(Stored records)
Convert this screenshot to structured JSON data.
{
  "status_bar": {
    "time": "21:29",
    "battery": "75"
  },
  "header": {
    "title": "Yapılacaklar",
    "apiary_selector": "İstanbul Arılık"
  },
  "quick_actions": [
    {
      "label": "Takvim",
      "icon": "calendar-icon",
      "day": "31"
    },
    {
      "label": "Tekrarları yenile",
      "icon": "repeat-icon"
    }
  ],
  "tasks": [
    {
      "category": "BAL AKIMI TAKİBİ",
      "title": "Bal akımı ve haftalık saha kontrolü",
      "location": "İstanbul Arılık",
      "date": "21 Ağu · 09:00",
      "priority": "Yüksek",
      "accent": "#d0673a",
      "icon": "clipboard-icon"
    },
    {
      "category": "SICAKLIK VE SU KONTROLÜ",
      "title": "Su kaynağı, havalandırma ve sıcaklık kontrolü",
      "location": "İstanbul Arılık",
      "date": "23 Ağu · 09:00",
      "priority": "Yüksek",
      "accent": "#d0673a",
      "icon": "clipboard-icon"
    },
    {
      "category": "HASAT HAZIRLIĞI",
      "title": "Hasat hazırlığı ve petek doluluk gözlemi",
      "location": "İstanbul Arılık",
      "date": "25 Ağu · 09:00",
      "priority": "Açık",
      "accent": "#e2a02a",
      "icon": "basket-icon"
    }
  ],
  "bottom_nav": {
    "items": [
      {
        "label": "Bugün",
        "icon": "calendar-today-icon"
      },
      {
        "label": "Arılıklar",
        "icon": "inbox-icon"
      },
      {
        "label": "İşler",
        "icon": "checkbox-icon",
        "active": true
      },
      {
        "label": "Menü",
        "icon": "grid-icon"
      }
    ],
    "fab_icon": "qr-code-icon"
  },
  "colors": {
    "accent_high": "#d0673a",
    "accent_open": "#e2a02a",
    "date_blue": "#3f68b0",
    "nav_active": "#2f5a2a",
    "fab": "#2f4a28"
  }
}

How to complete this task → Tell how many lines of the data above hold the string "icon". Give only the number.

Solution → 10